I'm in my first semester as a grad student, tutoring at both an on-campus Writing Center and a more general learning center at Long Island University in New York. One of the classes in which I am enrolled is Individual and Small Group Writing Instruction, in which we read various texts pertaining to tutoring, discuss different pedagogies and accepted practices, and discuss tutoring. One of the big projects for the semester has been to record a tutoring session (which I finally managed to do this past Thursday after trying for nearly a month!), transcribing the session (my project for yesterday), and then to write a reflective piece about it - all in the name of becoming a better tutor, of course. I was very lucky insofar that I spent three years as a writing center tutor as an undergrad; my then-director was a bit advocate of self-reflection, and I found it easy to implement.
However, this is my first in-depth self-reflective analytical study. Admittedly, at this point, I have only a very brief mental sketch, but I do have an idea of the types of issues to address - using especially Gillespie & Lerner's The Allyn & Bacon Guide to Peer Tutoring as a guide - but I"m curious if anyone else has done a more extensive self-reflective study, and if so, if there were any texts or series of questions you used to help you.
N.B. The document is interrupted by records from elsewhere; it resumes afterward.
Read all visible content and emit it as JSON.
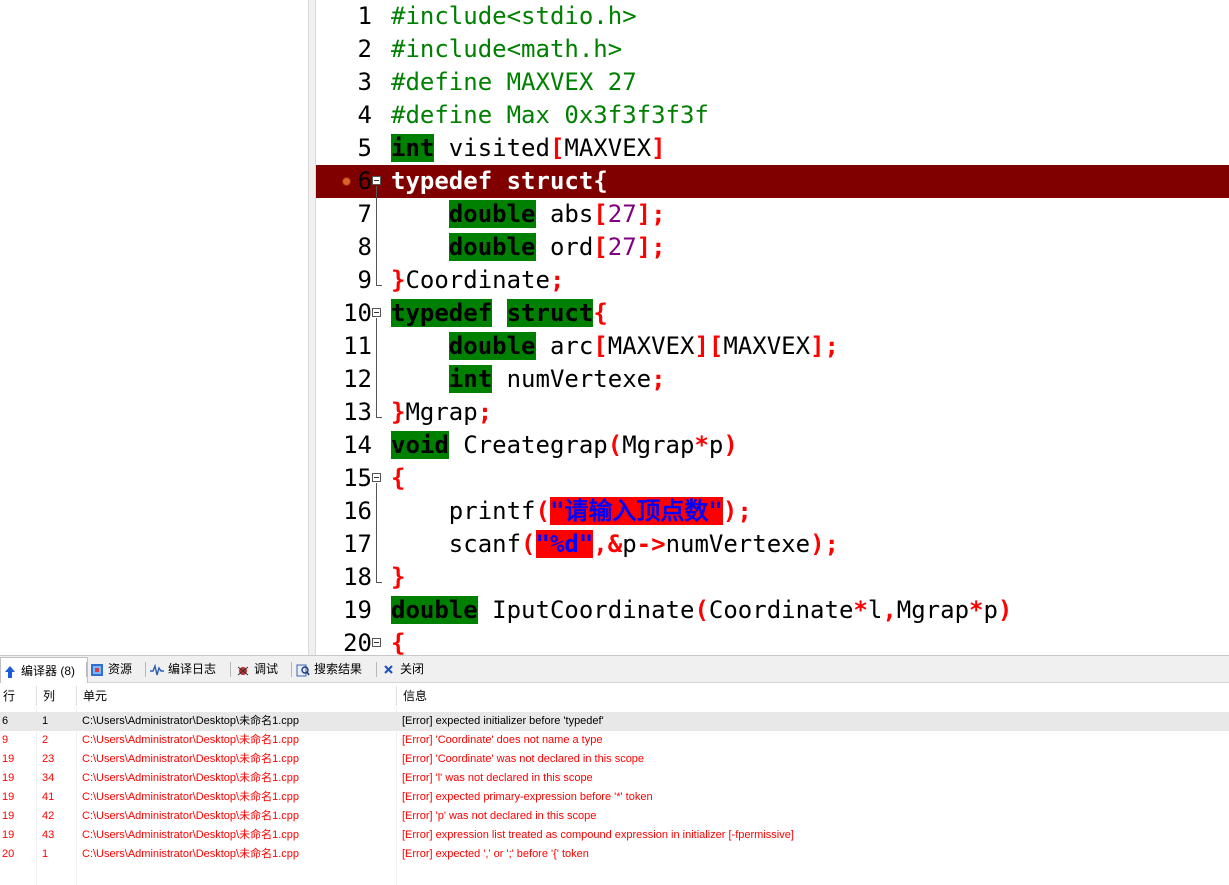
{
  "editor": {
    "active_line": 6,
    "breakpoint_line": 6,
    "lines": [
      {
        "num": "1"
      },
      {
        "num": "2"
      },
      {
        "num": "3"
      },
      {
        "num": "4"
      },
      {
        "num": "5"
      },
      {
        "num": "6"
      },
      {
        "num": "7"
      },
      {
        "num": "8"
      },
      {
        "num": "9"
      },
      {
        "num": "10"
      },
      {
        "num": "11"
      },
      {
        "num": "12"
      },
      {
        "num": "13"
      },
      {
        "num": "14"
      },
      {
        "num": "15"
      },
      {
        "num": "16"
      },
      {
        "num": "17"
      },
      {
        "num": "18"
      },
      {
        "num": "19"
      },
      {
        "num": "20"
      }
    ],
    "tokens": {
      "l1": "#include<stdio.h>",
      "l2": "#include<math.h>",
      "l3": "#define MAXVEX 27",
      "l4": "#define Max 0x3f3f3f3f",
      "int": "int",
      "visited": " visited",
      "lbr": "[",
      "rbr": "]",
      "MAXVEX": "MAXVEX",
      "typedef": "typedef",
      "struct": "struct",
      "lbrace": "{",
      "rbrace": "}",
      "double": "double",
      "abs": " abs",
      "ord": " ord",
      "n27": "27",
      "semi": ";",
      "Coordinate": "Coordinate",
      "arc": " arc",
      "numVertexe_decl": " numVertexe",
      "Mgrap": "Mgrap",
      "void": "void",
      "Creategrap": " Creategrap",
      "lparen": "(",
      "rparen": ")",
      "star": "*",
      "p": "p",
      "printf": "printf",
      "str_prompt": "\"请输入顶点数\"",
      "scanf": "scanf",
      "str_fmt": "\"%d\"",
      "comma": ",",
      "amp": "&",
      "arrow": "->",
      "numVertexe": "numVertexe",
      "IputCoordinate": " IputCoordinate",
      "l": "l",
      "indent": "    ",
      "space": " "
    }
  },
  "bottom_panel": {
    "tabs": [
      {
        "label": "编译器 (8)",
        "icon": "compiler-icon",
        "active": true
      },
      {
        "label": "资源",
        "icon": "resources-icon"
      },
      {
        "label": "编译日志",
        "icon": "compile-log-icon"
      },
      {
        "label": "调试",
        "icon": "debug-icon"
      },
      {
        "label": "搜索结果",
        "icon": "search-results-icon"
      },
      {
        "label": "关闭",
        "icon": "close-icon"
      }
    ],
    "columns": {
      "line": "行",
      "col": "列",
      "unit": "单元",
      "info": "信息"
    },
    "messages": [
      {
        "line": "6",
        "col": "1",
        "unit": "C:\\Users\\Administrator\\Desktop\\未命名1.cpp",
        "info": "[Error] expected initializer before 'typedef'"
      },
      {
        "line": "9",
        "col": "2",
        "unit": "C:\\Users\\Administrator\\Desktop\\未命名1.cpp",
        "info": "[Error] 'Coordinate' does not name a type"
      },
      {
        "line": "19",
        "col": "23",
        "unit": "C:\\Users\\Administrator\\Desktop\\未命名1.cpp",
        "info": "[Error] 'Coordinate' was not declared in this scope"
      },
      {
        "line": "19",
        "col": "34",
        "unit": "C:\\Users\\Administrator\\Desktop\\未命名1.cpp",
        "info": "[Error] 'l' was not declared in this scope"
      },
      {
        "line": "19",
        "col": "41",
        "unit": "C:\\Users\\Administrator\\Desktop\\未命名1.cpp",
        "info": "[Error] expected primary-expression before '*' token"
      },
      {
        "line": "19",
        "col": "42",
        "unit": "C:\\Users\\Administrator\\Desktop\\未命名1.cpp",
        "info": "[Error] 'p' was not declared in this scope"
      },
      {
        "line": "19",
        "col": "43",
        "unit": "C:\\Users\\Administrator\\Desktop\\未命名1.cpp",
        "info": "[Error] expression list treated as compound expression in initializer [-fpermissive]"
      },
      {
        "line": "20",
        "col": "1",
        "unit": "C:\\Users\\Administrator\\Desktop\\未命名1.cpp",
        "info": "[Error] expected ',' or ';' before '{' token"
      }
    ]
  },
  "colors": {
    "active_line_bg": "#800000",
    "keyword_bg": "#008000",
    "preprocessor": "#008000",
    "symbol": "#ff0000",
    "number": "#800080",
    "string_bg": "#ff0000",
    "string_fg": "#0000ff",
    "error_text": "#ff0000"
  }
}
I'm interested, for myself as much as anything, what tutors do to reflect and how they question themselves.
While I admit I was once intrigued by the prostitute-consultant analogy, not by what Scott Russell had to say about it but by some of the id...